Volume Control True Off Position

On Jun 8, 2008, at 12:33 AM, xxxxx@msn.com wrote:

Name : David Yee

Message :
Can you tell me if the phoenix gold VSL125-RB volume control has a true OFF setting? If not is there one with a true OFF setting? I had heard that w/o this then there is a small amount of sound coming from the speakers even with the volume setting at the lowest?



Nope. None of the impedance matching versions out there will have a true off setting, where it totally disconnects from the circuit.

This is because the function of the impedance matching is that the whole circuit needs to remain constant. Meaning that the amp sees 8 ohms of impedance all the time. If one were to be taken out of the circuit, the impedance would change, going up in value, thereby all the other speakers would get more quiet. Which would be undesirable.

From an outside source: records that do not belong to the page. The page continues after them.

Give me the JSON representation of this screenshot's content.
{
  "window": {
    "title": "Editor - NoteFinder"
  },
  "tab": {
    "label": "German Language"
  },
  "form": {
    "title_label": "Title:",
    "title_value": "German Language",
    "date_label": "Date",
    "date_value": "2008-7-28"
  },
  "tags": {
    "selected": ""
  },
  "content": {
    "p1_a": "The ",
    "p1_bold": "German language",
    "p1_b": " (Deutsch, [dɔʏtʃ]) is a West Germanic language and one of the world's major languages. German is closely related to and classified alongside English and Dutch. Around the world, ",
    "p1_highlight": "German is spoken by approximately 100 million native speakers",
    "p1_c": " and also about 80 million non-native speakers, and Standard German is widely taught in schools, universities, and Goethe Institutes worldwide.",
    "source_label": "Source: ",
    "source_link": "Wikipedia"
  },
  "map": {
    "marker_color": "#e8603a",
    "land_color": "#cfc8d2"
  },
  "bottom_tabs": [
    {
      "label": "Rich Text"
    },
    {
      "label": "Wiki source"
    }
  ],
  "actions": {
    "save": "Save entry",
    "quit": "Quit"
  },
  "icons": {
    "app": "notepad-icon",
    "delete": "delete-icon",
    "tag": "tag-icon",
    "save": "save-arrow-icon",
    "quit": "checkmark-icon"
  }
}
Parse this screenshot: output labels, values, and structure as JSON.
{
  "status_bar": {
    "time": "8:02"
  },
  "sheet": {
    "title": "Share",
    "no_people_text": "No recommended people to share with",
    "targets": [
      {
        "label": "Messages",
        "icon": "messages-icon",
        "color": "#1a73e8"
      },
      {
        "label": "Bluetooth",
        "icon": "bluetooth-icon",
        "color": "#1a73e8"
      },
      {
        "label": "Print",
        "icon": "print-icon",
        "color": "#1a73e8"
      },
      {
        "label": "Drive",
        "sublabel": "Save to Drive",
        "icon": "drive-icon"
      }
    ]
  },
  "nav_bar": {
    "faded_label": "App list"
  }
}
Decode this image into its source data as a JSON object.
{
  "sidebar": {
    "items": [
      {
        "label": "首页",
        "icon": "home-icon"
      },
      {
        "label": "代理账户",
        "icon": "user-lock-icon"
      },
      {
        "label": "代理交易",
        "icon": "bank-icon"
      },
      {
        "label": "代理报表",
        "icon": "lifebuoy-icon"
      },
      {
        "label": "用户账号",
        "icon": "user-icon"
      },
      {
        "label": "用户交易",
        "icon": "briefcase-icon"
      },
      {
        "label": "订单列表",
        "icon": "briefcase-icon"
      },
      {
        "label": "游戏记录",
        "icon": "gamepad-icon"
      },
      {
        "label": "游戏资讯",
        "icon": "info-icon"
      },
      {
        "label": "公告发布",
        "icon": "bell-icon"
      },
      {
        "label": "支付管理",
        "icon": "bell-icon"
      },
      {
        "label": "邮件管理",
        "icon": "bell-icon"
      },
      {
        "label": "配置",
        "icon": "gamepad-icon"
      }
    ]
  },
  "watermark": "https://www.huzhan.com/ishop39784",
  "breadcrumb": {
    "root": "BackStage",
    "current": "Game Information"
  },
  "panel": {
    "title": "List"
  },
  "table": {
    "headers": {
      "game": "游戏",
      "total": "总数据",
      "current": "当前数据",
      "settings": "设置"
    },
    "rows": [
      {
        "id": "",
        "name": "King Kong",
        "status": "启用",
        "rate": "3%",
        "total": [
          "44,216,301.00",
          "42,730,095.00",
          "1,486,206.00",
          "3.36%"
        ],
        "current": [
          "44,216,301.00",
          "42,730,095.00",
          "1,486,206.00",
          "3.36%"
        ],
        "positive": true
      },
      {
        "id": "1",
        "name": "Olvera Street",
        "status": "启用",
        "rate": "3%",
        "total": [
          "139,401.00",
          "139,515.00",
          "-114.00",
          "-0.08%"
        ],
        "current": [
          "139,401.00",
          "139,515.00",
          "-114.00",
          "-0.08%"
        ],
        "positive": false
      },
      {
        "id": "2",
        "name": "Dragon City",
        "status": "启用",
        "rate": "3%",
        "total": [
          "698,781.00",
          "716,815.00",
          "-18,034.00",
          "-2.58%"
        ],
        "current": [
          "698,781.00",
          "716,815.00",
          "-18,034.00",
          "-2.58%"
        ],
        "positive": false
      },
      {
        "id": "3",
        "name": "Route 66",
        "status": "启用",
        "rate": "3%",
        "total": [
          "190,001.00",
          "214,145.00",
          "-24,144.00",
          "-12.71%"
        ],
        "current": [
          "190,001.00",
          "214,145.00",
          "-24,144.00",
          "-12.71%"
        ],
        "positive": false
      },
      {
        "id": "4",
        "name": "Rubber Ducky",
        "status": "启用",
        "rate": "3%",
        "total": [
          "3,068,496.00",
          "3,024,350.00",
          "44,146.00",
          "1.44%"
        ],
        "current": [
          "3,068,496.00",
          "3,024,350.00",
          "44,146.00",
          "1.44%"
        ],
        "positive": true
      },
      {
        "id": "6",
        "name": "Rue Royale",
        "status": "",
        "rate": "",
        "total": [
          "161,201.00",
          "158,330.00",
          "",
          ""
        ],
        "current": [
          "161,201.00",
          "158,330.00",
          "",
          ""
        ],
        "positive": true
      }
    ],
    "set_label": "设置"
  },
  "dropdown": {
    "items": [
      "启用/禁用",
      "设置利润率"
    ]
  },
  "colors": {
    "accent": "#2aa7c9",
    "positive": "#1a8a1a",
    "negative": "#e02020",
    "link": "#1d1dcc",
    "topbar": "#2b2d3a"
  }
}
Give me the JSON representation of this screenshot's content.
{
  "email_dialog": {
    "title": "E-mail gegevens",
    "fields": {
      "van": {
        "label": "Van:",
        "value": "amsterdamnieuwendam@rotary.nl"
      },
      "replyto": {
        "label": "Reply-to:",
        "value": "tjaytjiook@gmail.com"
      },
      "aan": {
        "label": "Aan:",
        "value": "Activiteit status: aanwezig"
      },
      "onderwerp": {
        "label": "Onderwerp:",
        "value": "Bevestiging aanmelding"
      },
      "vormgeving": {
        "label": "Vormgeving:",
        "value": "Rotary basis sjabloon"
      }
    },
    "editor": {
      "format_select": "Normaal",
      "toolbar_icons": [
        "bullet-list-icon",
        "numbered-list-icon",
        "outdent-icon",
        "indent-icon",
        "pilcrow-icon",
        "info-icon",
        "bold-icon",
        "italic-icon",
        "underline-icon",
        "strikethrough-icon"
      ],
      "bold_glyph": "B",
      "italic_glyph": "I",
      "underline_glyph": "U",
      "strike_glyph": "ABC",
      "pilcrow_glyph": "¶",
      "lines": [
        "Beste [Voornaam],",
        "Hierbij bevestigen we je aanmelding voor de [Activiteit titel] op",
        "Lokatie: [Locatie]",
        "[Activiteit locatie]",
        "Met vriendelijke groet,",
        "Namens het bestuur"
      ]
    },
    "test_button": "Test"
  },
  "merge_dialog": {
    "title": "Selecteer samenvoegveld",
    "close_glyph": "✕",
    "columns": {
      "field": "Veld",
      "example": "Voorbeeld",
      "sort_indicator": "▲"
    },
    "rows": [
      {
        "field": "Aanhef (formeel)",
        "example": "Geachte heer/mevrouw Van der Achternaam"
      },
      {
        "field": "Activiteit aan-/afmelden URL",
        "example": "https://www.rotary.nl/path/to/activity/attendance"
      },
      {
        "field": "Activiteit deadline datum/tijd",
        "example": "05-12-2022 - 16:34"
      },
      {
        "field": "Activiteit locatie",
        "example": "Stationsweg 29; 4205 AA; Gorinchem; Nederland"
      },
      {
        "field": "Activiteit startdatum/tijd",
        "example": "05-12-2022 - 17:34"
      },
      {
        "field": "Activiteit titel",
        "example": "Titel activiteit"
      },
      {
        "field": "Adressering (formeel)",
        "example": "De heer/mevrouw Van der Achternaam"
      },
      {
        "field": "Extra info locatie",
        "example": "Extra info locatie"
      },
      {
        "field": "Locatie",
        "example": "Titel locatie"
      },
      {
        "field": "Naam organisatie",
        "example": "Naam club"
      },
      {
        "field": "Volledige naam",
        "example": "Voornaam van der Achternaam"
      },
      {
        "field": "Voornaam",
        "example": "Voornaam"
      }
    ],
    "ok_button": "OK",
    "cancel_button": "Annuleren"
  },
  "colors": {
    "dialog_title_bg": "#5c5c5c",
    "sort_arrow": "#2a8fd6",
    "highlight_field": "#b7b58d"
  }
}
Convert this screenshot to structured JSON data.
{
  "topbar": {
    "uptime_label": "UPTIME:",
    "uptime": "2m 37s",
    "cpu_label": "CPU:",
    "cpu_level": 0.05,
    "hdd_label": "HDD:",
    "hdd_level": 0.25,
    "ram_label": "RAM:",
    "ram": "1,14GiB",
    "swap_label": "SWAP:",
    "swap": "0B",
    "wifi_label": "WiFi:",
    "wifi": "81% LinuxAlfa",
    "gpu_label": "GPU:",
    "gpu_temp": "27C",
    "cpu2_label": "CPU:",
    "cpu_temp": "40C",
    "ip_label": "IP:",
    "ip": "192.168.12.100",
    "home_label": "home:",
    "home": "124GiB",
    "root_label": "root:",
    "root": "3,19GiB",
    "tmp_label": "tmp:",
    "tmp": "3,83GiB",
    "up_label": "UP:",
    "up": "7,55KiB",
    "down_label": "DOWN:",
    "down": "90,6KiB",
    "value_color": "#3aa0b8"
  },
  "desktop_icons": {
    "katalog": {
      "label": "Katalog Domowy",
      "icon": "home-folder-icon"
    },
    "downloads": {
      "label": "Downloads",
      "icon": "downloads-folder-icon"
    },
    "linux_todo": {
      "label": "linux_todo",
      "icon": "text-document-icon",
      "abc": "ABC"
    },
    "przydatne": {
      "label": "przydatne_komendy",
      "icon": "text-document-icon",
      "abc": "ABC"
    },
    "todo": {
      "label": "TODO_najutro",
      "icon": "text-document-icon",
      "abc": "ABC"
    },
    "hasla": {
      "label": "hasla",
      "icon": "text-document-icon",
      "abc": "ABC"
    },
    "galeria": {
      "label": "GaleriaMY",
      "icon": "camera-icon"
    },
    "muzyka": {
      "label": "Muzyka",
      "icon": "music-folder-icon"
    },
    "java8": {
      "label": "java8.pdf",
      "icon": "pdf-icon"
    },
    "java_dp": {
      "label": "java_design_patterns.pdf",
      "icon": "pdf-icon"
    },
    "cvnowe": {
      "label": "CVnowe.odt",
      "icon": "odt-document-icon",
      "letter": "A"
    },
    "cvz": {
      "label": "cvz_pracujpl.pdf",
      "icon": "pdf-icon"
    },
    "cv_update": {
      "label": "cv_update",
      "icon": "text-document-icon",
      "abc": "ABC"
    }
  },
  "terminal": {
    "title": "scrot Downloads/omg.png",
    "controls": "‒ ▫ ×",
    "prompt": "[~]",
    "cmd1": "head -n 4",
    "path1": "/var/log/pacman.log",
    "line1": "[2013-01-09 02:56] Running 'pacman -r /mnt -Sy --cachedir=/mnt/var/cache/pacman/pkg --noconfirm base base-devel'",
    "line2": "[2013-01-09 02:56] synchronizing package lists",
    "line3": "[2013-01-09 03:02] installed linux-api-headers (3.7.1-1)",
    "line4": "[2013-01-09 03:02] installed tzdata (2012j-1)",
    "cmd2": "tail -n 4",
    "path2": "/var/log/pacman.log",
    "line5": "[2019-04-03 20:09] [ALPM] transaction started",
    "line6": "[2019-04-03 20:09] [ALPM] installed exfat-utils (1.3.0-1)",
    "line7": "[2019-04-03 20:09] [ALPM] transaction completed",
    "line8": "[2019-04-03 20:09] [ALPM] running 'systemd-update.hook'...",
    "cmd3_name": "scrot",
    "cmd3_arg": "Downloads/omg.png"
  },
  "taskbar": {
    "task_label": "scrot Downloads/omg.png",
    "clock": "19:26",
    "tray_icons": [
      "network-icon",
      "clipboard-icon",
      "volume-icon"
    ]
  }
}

But I haven’t experienced that bleed thru with any of the volume controls at all. If you have your system properly initialized with most all of your volume controls set correctly, you shouldn’t hear anything when you turn one off.

Another option to avoid it completely would be to use a speaker selector as your impedance device and when you need to confidently turn off an area, use the button on the speaker selector. Speaker selectors take the leg completely out of the circuit. In this case, you’d use just regular volume controls with no impedance matching.



Impedance Matching Volume Controls vs. Speaker Selector Question

Everything I read indicates I need to connect my receiver to an impedance matching speaker selector, from there to each room’s volume control and speaker pair. If I have impedance matching volume controls in each room, why do I need a speaker selector? What does the speaker selector actually do? Can I run parallel to each room’s volume control directly from the receiver without a speaker selector? Thanks.

Typically, in a home situation we suggest a speaker selector with standard volume controls because you can turn off areas that you wouldn’t normally use and those areas truly get taken out of the circuit. Then the other areas get more power and better sound.

In an application that you would have all the areas on most all the time, you could (and should) use just impedance matching volume controls only. When you turn down an impedance matching volume control to it’s “off” position, it’s not truly off on the back side of the circuit. It has to remain in the circuit or else the circuit would always be changing the load to the amp, therefor causing volume fluctuations everywhere anytime someone even makes one click of an adjustment.

So you can do it both ways. The downside to using the speaker selector method is that it costs a few more bucks.